• Transmission of new files
For us to operate collections, creditors must entrust us with debts. Here too, we see a deficit, particularly in April and May 2020, compared to previous years. From our contacts with our clients, they seem focused on dealing with the immediate crisis. We anticipate an increase in new cases in the 4th quarter.
This drop in new cases could partly explain the decline in collections. But in fact, when we go into more detail (B2B-B2C; small claims – large claims; Belgium – foreign), we find that this explanation can neither be validated nor invalidated. It probably explains only a small part of the decline in inflows.
• Quality of claims
We do not have the same success rates in all trades. This depends, for example, on whether the debts are recent or old, on the type of debtors (consumers or companies), on the sectors of activity (finance, services, manufacturing, etc.), and of course, on the creditor (his economic model, the work he did before, during and after the sales process of the goods or service in question). But this quality of claims has not changed significantly for months and cannot explain a drop in collections.

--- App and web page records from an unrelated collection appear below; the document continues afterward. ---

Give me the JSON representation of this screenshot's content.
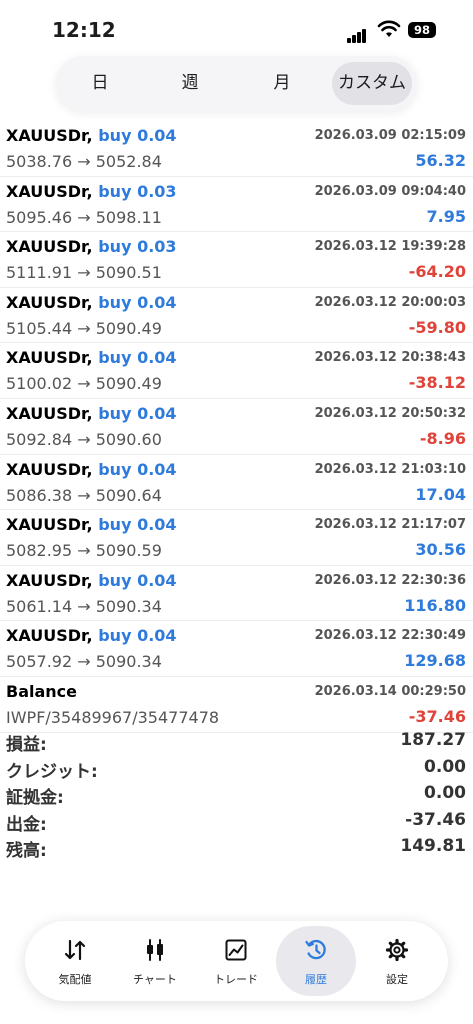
{
  "status": {
    "time": "12:12",
    "battery": "98"
  },
  "tabs": [
    {
      "label": "日"
    },
    {
      "label": "週"
    },
    {
      "label": "月"
    },
    {
      "label": "カスタム",
      "active": true
    }
  ],
  "trades": [
    {
      "symbol": "XAUUSDr,",
      "direction": "buy 0.04",
      "datetime": "2026.03.09 02:15:09",
      "prices": "5038.76 → 5052.84",
      "profit": "56.32",
      "sign": "pos"
    },
    {
      "symbol": "XAUUSDr,",
      "direction": "buy 0.03",
      "datetime": "2026.03.09 09:04:40",
      "prices": "5095.46 → 5098.11",
      "profit": "7.95",
      "sign": "pos"
    },
    {
      "symbol": "XAUUSDr,",
      "direction": "buy 0.03",
      "datetime": "2026.03.12 19:39:28",
      "prices": "5111.91 → 5090.51",
      "profit": "-64.20",
      "sign": "neg"
    },
    {
      "symbol": "XAUUSDr,",
      "direction": "buy 0.04",
      "datetime": "2026.03.12 20:00:03",
      "prices": "5105.44 → 5090.49",
      "profit": "-59.80",
      "sign": "neg"
    },
    {
      "symbol": "XAUUSDr,",
      "direction": "buy 0.04",
      "datetime": "2026.03.12 20:38:43",
      "prices": "5100.02 → 5090.49",
      "profit": "-38.12",
      "sign": "neg"
    },
    {
      "symbol": "XAUUSDr,",
      "direction": "buy 0.04",
      "datetime": "2026.03.12 20:50:32",
      "prices": "5092.84 → 5090.60",
      "profit": "-8.96",
      "sign": "neg"
    },
    {
      "symbol": "XAUUSDr,",
      "direction": "buy 0.04",
      "datetime": "2026.03.12 21:03:10",
      "prices": "5086.38 → 5090.64",
      "profit": "17.04",
      "sign": "pos"
    },
    {
      "symbol": "XAUUSDr,",
      "direction": "buy 0.04",
      "datetime": "2026.03.12 21:17:07",
      "prices": "5082.95 → 5090.59",
      "profit": "30.56",
      "sign": "pos"
    },
    {
      "symbol": "XAUUSDr,",
      "direction": "buy 0.04",
      "datetime": "2026.03.12 22:30:36",
      "prices": "5061.14 → 5090.34",
      "profit": "116.80",
      "sign": "pos"
    },
    {
      "symbol": "XAUUSDr,",
      "direction": "buy 0.04",
      "datetime": "2026.03.12 22:30:49",
      "prices": "5057.92 → 5090.34",
      "profit": "129.68",
      "sign": "pos"
    },
    {
      "symbol": "Balance",
      "direction": "",
      "datetime": "2026.03.14 00:29:50",
      "prices": "IWPF/35489967/35477478",
      "profit": "-37.46",
      "sign": "neg"
    }
  ],
  "summary": [
    {
      "label": "損益:",
      "value": "187.27"
    },
    {
      "label": "クレジット:",
      "value": "0.00"
    },
    {
      "label": "証拠金:",
      "value": "0.00"
    },
    {
      "label": "出金:",
      "value": "-37.46"
    },
    {
      "label": "残高:",
      "value": "149.81"
    }
  ],
  "nav": [
    {
      "label": "気配値",
      "icon": "quotes-arrows-icon"
    },
    {
      "label": "チャート",
      "icon": "candlestick-chart-icon"
    },
    {
      "label": "トレード",
      "icon": "trade-chart-icon"
    },
    {
      "label": "履歴",
      "icon": "history-clock-icon",
      "active": true
    },
    {
      "label": "設定",
      "icon": "gear-icon"
    }
  ],
  "colors": {
    "accent": "#2f7bdc",
    "negative": "#e0433a",
    "text": "#1c1c1e"
  }
}
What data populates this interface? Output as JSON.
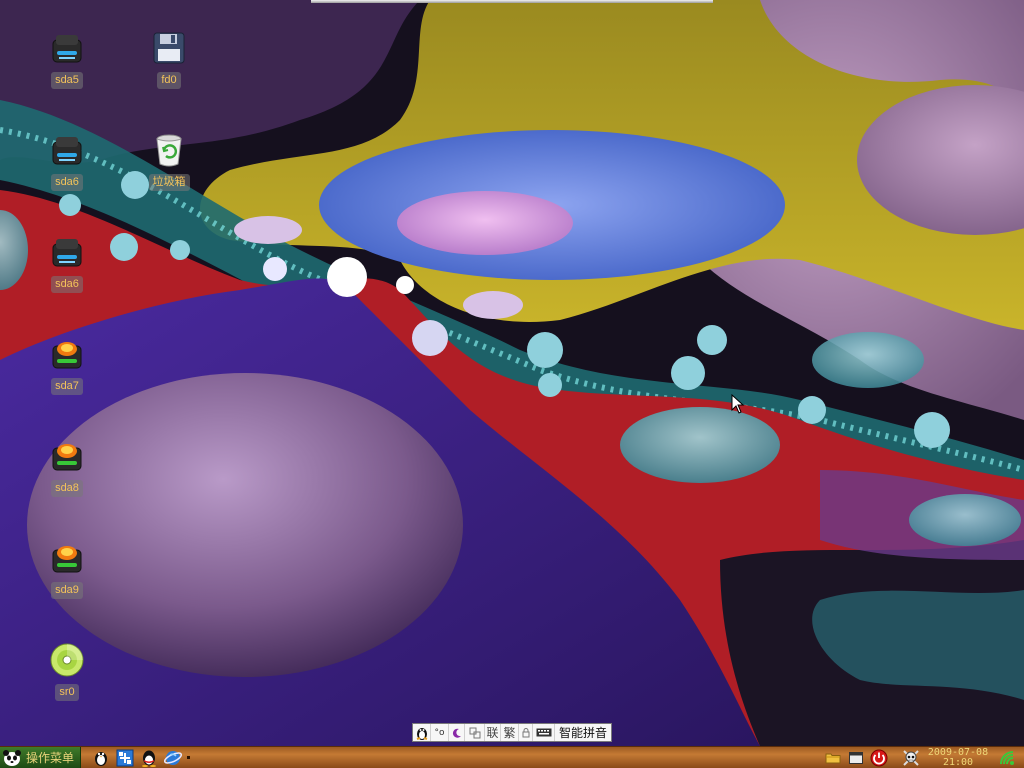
{
  "desktop": {
    "icons": [
      {
        "label": "sda5",
        "icon": "hard-drive-icon"
      },
      {
        "label": "sda6",
        "icon": "hard-drive-icon"
      },
      {
        "label": "sda6",
        "icon": "hard-drive-icon"
      },
      {
        "label": "sda7",
        "icon": "hard-drive-icon"
      },
      {
        "label": "sda8",
        "icon": "hard-drive-icon"
      },
      {
        "label": "sda9",
        "icon": "hard-drive-icon"
      },
      {
        "label": "sr0",
        "icon": "cd-drive-icon"
      },
      {
        "label": "fd0",
        "icon": "floppy-disk-icon"
      },
      {
        "label": "垃圾箱",
        "icon": "trash-icon"
      }
    ]
  },
  "ime": {
    "items": [
      "联",
      "繁"
    ],
    "mode": "智能拼音"
  },
  "taskbar": {
    "start_label": "操作菜单",
    "quick_launch": [
      "penguin-icon",
      "network-icon",
      "qq-icon",
      "browser-icon"
    ],
    "tray": [
      "folder-icon",
      "window-icon",
      "power-icon",
      "skull-icon",
      "network-status-icon"
    ]
  },
  "clock": {
    "date": "2009-07-08",
    "time": "21:00"
  },
  "colors": {
    "taskbar": "#b56c2c",
    "start": "#2f6a20",
    "label_text": "#f3c35a"
  }
}
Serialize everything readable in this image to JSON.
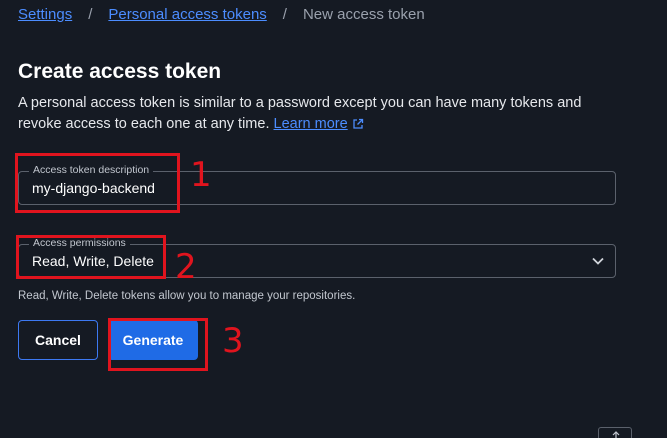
{
  "breadcrumb": {
    "items": [
      {
        "label": "Settings"
      },
      {
        "label": "Personal access tokens"
      }
    ],
    "separator": "/",
    "current": "New access token"
  },
  "page": {
    "title": "Create access token",
    "description": "A personal access token is similar to a password except you can have many tokens and revoke access to each one at any time.",
    "learn_more": "Learn more",
    "learn_more_icon": "external-link-icon"
  },
  "form": {
    "description_field": {
      "label": "Access token description",
      "value": "my-django-backend"
    },
    "permissions_field": {
      "label": "Access permissions",
      "value": "Read, Write, Delete",
      "icon": "chevron-down-icon"
    },
    "helper_text": "Read, Write, Delete tokens allow you to manage your repositories."
  },
  "actions": {
    "cancel_label": "Cancel",
    "generate_label": "Generate"
  },
  "annotations": {
    "labels": [
      "1",
      "2",
      "3"
    ],
    "color": "#e0141e"
  },
  "colors": {
    "background": "#151a23",
    "link": "#4c8dff",
    "primary": "#1f6be6"
  }
}
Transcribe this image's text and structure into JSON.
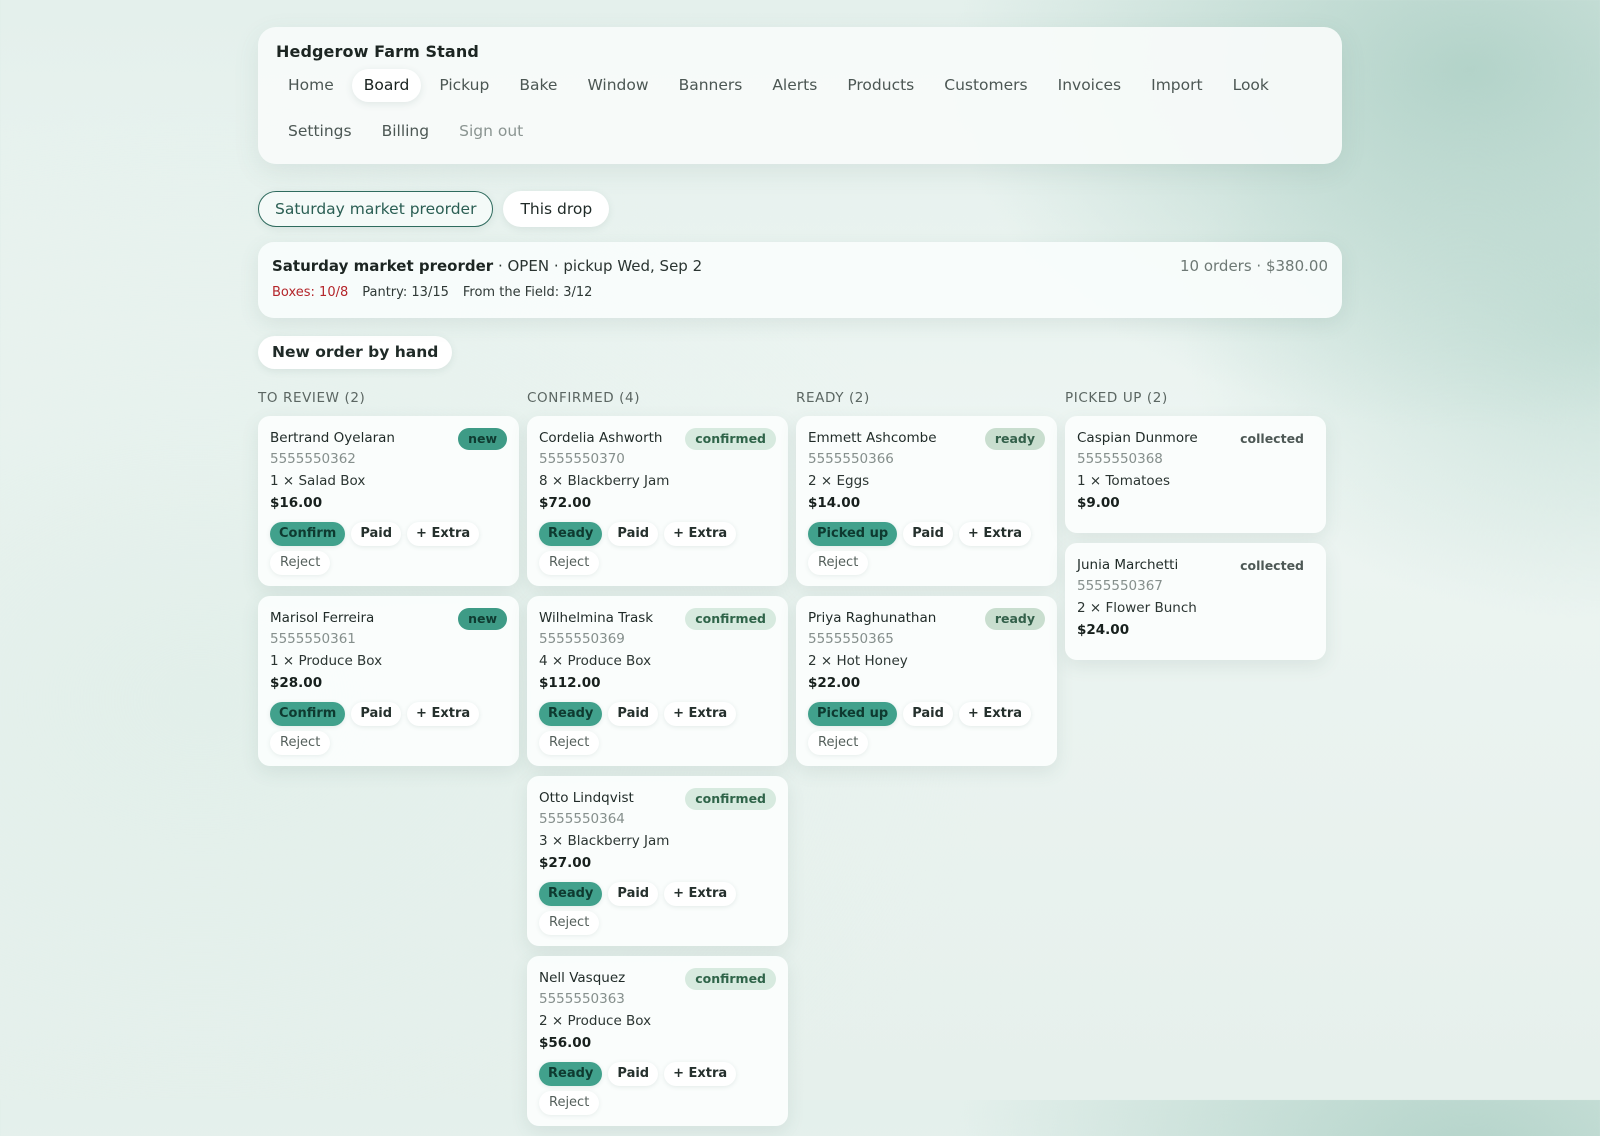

• Quality of work at TCM Belgium
Obviously, if we had closed shop, a drop in collections would have been the natural consequence. In fact, that could only partly explain the decline in the second half of March 2020, and again, it is not obvious.
• The solvency of debtors
The drop in cash collected can also be explained by the fall in average turnover in Belgium (-19.3%) as explained above. Less turnover results in fewer invoices to collect and less turnover results in less ability to pay supplier invoices.
Another explanation is the caution of debtors in uncertain times: what is unpaid remains in the debtor’s account … for all safety. This is undoubtedly what explains why consumers saved in the second quarter of 2020 (see above).
The decline seems more marked in B2B payments than in B2C payments.
The most rational explanation for the B2B payments drop is to be found in the payment capacity of debtors.
For B2C, people’s cautious behaviour in the face of uncertainty is probably essential, where compensation measures, such as temporary unemployment and lower spending such as vacations, have kept household solvency at a good level. However, these are averages: people who are already (economically) vulnerable risk losing 30% of income or even more (furlough that is prolonged or turns into regular unemployment; people who already had difficulty in surviving are pushed into real poverty by the virus, people in precarious employment are less protected, etc.). On the other hand, the economically less vulnerable people were able to save more.
The economy needs stability and a predictable horizon. Unfortunately, the current situation makes it difficult for all of us to assess a plausible future.
Questions? Please contact TCM Belgium.